### DATA LISTING
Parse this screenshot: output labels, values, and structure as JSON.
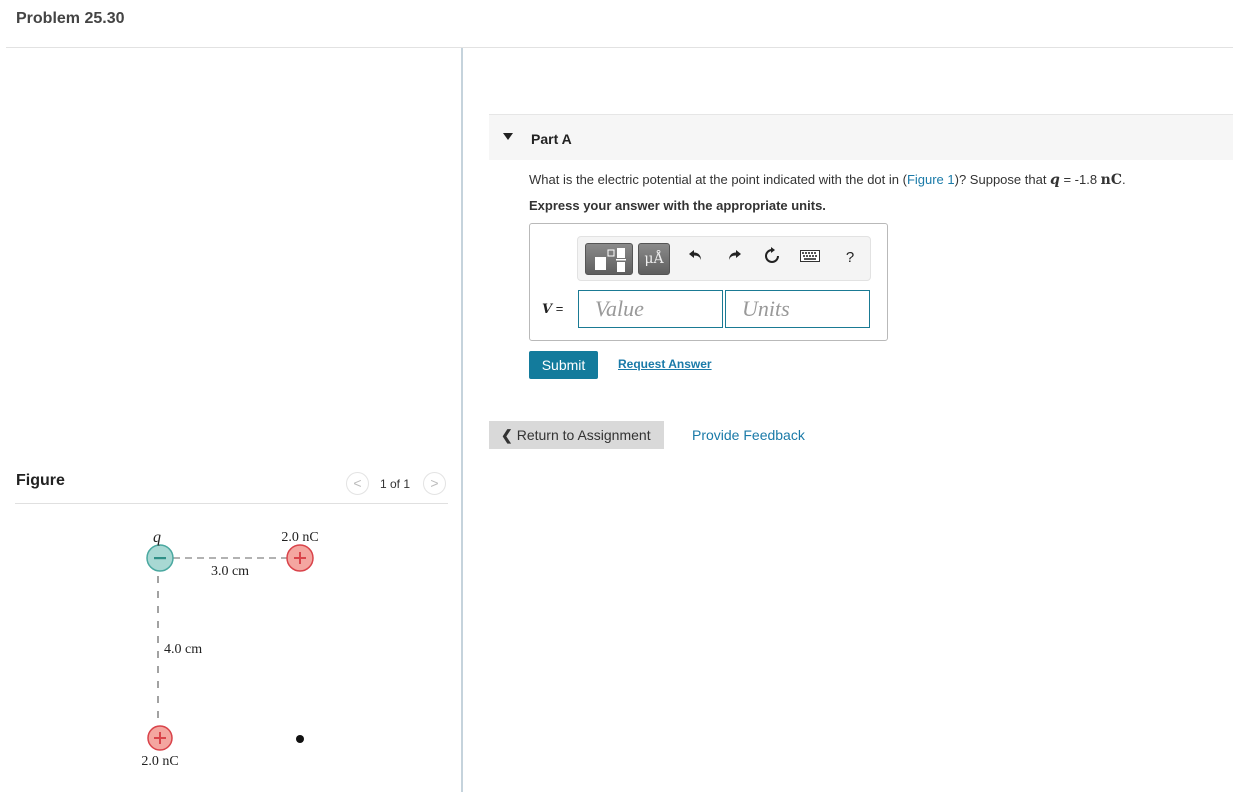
{
  "page": {
    "problem_title": "Problem 25.30"
  },
  "part": {
    "label": "Part A",
    "question_prefix": "What is the electric potential at the point indicated with the dot in (",
    "figure_link": "Figure 1",
    "question_middle": ")? Suppose that ",
    "q_symbol": "q",
    "q_equals": " = -1.8 ",
    "q_unit": "nC",
    "q_suffix": ".",
    "instruction": "Express your answer with the appropriate units."
  },
  "answer": {
    "variable": "V",
    "equals": " =",
    "value_placeholder": "Value",
    "units_placeholder": "Units",
    "value": "",
    "units_value": ""
  },
  "toolbar": {
    "templates_icon": "templates-icon",
    "units_label": "μÅ",
    "undo_icon": "undo-icon",
    "redo_icon": "redo-icon",
    "reset_icon": "reset-icon",
    "keyboard_icon": "keyboard-icon",
    "help_label": "?"
  },
  "actions": {
    "submit_label": "Submit",
    "request_answer_label": "Request Answer",
    "return_label": "Return to Assignment",
    "feedback_label": "Provide Feedback"
  },
  "figure": {
    "title": "Figure",
    "counter": "1 of 1",
    "prev_icon": "<",
    "next_icon": ">",
    "labels": {
      "q": "q",
      "top_right_charge": "2.0 nC",
      "horizontal_distance": "3.0 cm",
      "vertical_distance": "4.0 cm",
      "bottom_left_charge": "2.0 nC"
    },
    "charges": [
      {
        "name": "q",
        "sign": "−",
        "color": "#a8d8d3",
        "stroke": "#4aa8a0"
      },
      {
        "name": "top-right",
        "sign": "+",
        "color": "#f4a6a0",
        "stroke": "#d9434a"
      },
      {
        "name": "bottom-left",
        "sign": "+",
        "color": "#f4a6a0",
        "stroke": "#d9434a"
      }
    ]
  },
  "colors": {
    "accent": "#137b9c",
    "link": "#1a7aa8"
  }
}
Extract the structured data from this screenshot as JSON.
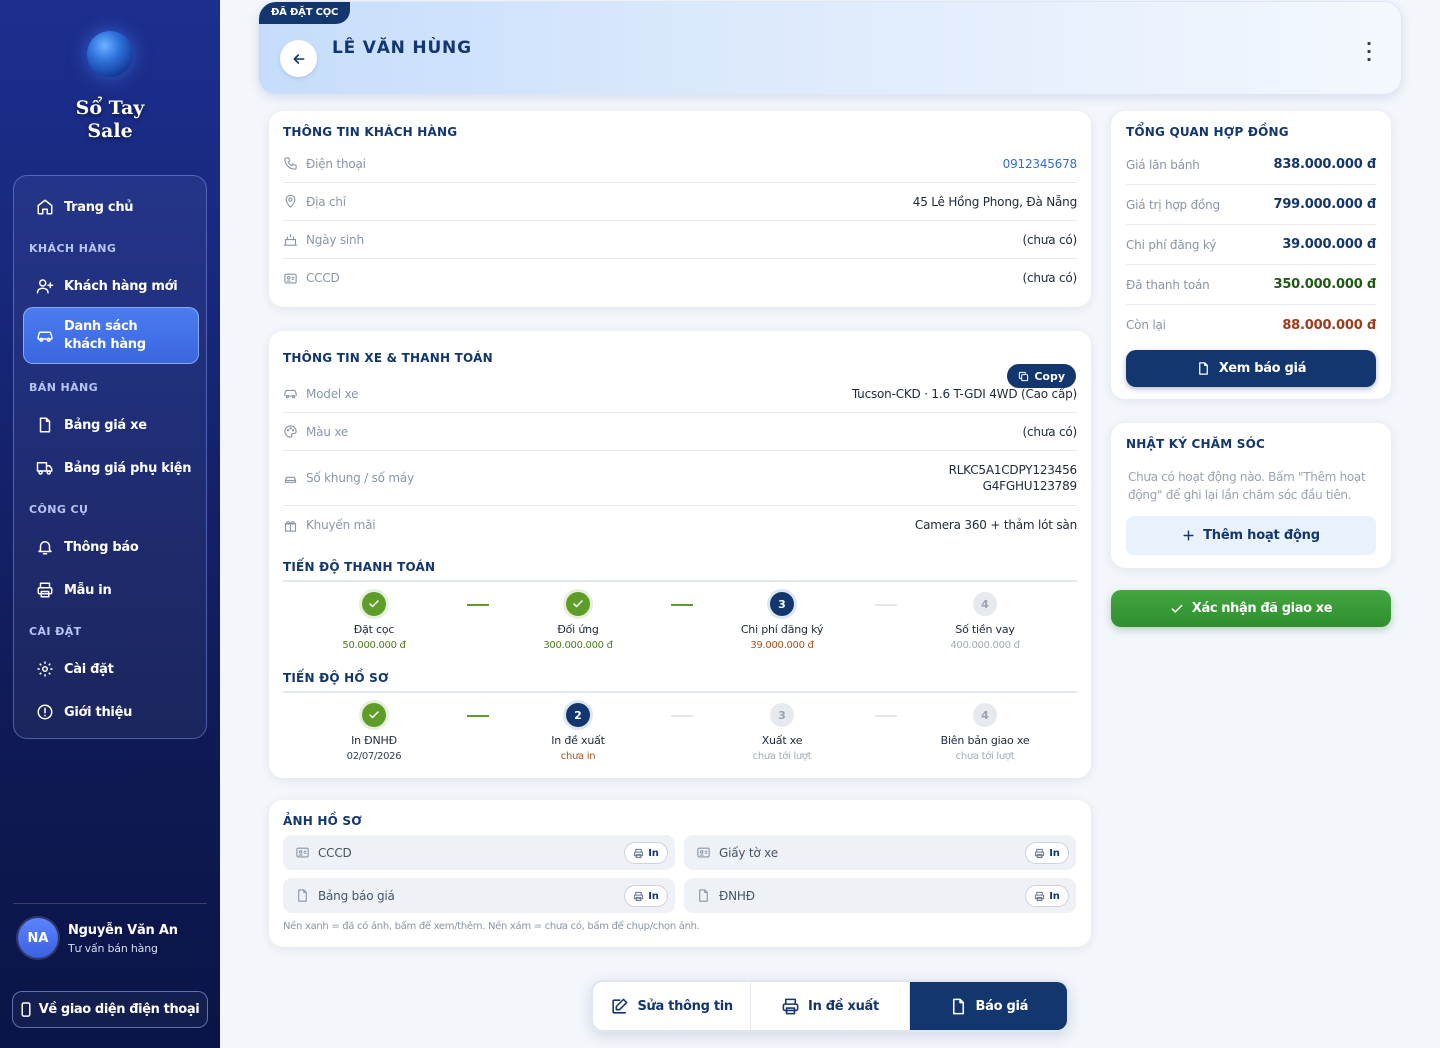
{
  "app": {
    "title_line1": "Sổ Tay",
    "title_line2": "Sale"
  },
  "nav": {
    "home": "Trang chủ",
    "sec_customers": "KHÁCH HÀNG",
    "new_customer": "Khách hàng mới",
    "customer_list": "Danh sách khách hàng",
    "sec_sales": "BÁN HÀNG",
    "price_list": "Bảng giá xe",
    "accessory_price": "Bảng giá phụ kiện",
    "sec_tools": "CÔNG CỤ",
    "notifications": "Thông báo",
    "templates": "Mẫu in",
    "sec_settings": "CÀI ĐẶT",
    "settings": "Cài đặt",
    "about": "Giới thiệu"
  },
  "user": {
    "initials": "NA",
    "name": "Nguyễn Văn An",
    "role": "Tư vấn bán hàng"
  },
  "mobile_button": "Về giao diện điện thoại",
  "header": {
    "status": "ĐÃ ĐẶT CỌC",
    "customer_name": "LÊ VĂN HÙNG",
    "more": "⋮"
  },
  "customer_info": {
    "title": "THÔNG TIN KHÁCH HÀNG",
    "rows": [
      {
        "label": "Điện thoại",
        "value": "0912345678",
        "icon": "phone-icon"
      },
      {
        "label": "Địa chỉ",
        "value": "45 Lê Hồng Phong, Đà Nẵng",
        "icon": "map-pin-icon"
      },
      {
        "label": "Ngày sinh",
        "value": "(chưa có)",
        "icon": "cake-icon"
      },
      {
        "label": "CCCD",
        "value": "(chưa có)",
        "icon": "id-card-icon"
      }
    ]
  },
  "vehicle_info": {
    "title": "THÔNG TIN XE & THANH TOÁN",
    "copy_label": "Copy",
    "rows": [
      {
        "label": "Model xe",
        "value": "Tucson-CKD · 1.6 T-GDI 4WD (Cao cấp)",
        "icon": "car-icon"
      },
      {
        "label": "Màu xe",
        "value": "(chưa có)",
        "icon": "palette-icon"
      },
      {
        "label": "Số khung / số máy",
        "value": "RLKC5A1CDPY123456",
        "value2": "G4FGHU123789",
        "icon": "car-front-icon"
      },
      {
        "label": "Khuyến mãi",
        "value": "Camera 360 + thảm lót sàn",
        "icon": "gift-icon"
      }
    ]
  },
  "payment_progress": {
    "title": "TIẾN ĐỘ THANH TOÁN",
    "steps": [
      {
        "name": "Đặt cọc",
        "sub": "50.000.000 đ",
        "state": "done",
        "num": "✓"
      },
      {
        "name": "Đối ứng",
        "sub": "300.000.000 đ",
        "state": "done",
        "num": "✓"
      },
      {
        "name": "Chi phí đăng ký",
        "sub": "39.000.000 đ",
        "state": "current",
        "num": "3"
      },
      {
        "name": "Số tiền vay",
        "sub": "400.000.000 đ",
        "state": "todo",
        "num": "4"
      }
    ]
  },
  "document_progress": {
    "title": "TIẾN ĐỘ HỒ SƠ",
    "steps": [
      {
        "name": "In ĐNHĐ",
        "sub": "02/07/2026",
        "state": "done",
        "num": "✓"
      },
      {
        "name": "In đề xuất",
        "sub": "chưa in",
        "state": "current",
        "num": "2"
      },
      {
        "name": "Xuất xe",
        "sub": "chưa tới lượt",
        "state": "todo",
        "num": "3"
      },
      {
        "name": "Biên bản giao xe",
        "sub": "chưa tới lượt",
        "state": "todo",
        "num": "4"
      }
    ]
  },
  "photos": {
    "title": "ẢNH HỒ SƠ",
    "items": [
      {
        "label": "CCCD",
        "icon": "id-card-icon"
      },
      {
        "label": "Giấy tờ xe",
        "icon": "id-card-icon"
      },
      {
        "label": "Bảng báo giá",
        "icon": "file-icon"
      },
      {
        "label": "ĐNHĐ",
        "icon": "file-icon"
      }
    ],
    "print_label": "In",
    "note": "Nền xanh = đã có ảnh, bấm để xem/thêm. Nền xám = chưa có, bấm để chụp/chọn ảnh."
  },
  "contract_summary": {
    "title": "TỔNG QUAN HỢP ĐỒNG",
    "rows": [
      {
        "label": "Giá lăn bánh",
        "value": "838.000.000 đ",
        "color": "#13366e"
      },
      {
        "label": "Giá trị hợp đồng",
        "value": "799.000.000 đ",
        "color": "#13366e"
      },
      {
        "label": "Chi phí đăng ký",
        "value": "39.000.000 đ",
        "color": "#13366e"
      },
      {
        "label": "Đã thanh toán",
        "value": "350.000.000 đ",
        "color": "#1f5a12"
      },
      {
        "label": "Còn lại",
        "value": "88.000.000 đ",
        "color": "#a03a1a"
      }
    ],
    "quote_button": "Xem báo giá"
  },
  "care_log": {
    "title": "NHẬT KÝ CHĂM SÓC",
    "empty": "Chưa có hoạt động nào. Bấm \"Thêm hoạt động\" để ghi lại lần chăm sóc đầu tiên.",
    "add_button": "Thêm hoạt động"
  },
  "confirm_delivery": "Xác nhận đã giao xe",
  "bottom_bar": {
    "edit": "Sửa thông tin",
    "print_proposal": "In đề xuất",
    "quote": "Báo giá"
  },
  "colors": {
    "primary": "#13366e",
    "success": "#5e9d2a",
    "sidebar": "#162575",
    "accent": "#2f6fd6"
  }
}
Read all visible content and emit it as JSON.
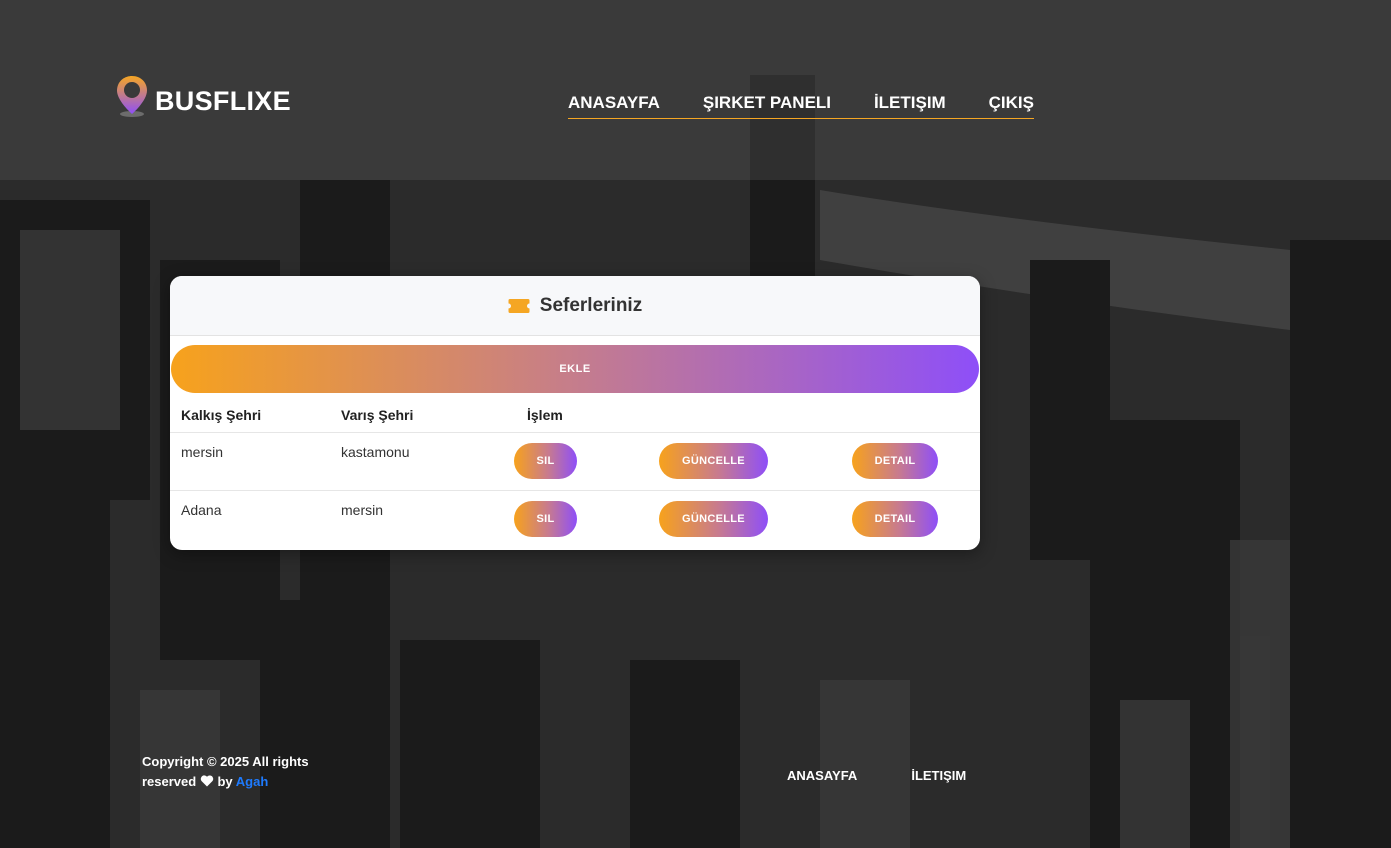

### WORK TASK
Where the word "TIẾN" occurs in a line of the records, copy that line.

### ANSWER SPACE
    "title": "TIẾN ĐỘ THANH TOÁN",
    "title": "TIẾN ĐỘ HỒ SƠ",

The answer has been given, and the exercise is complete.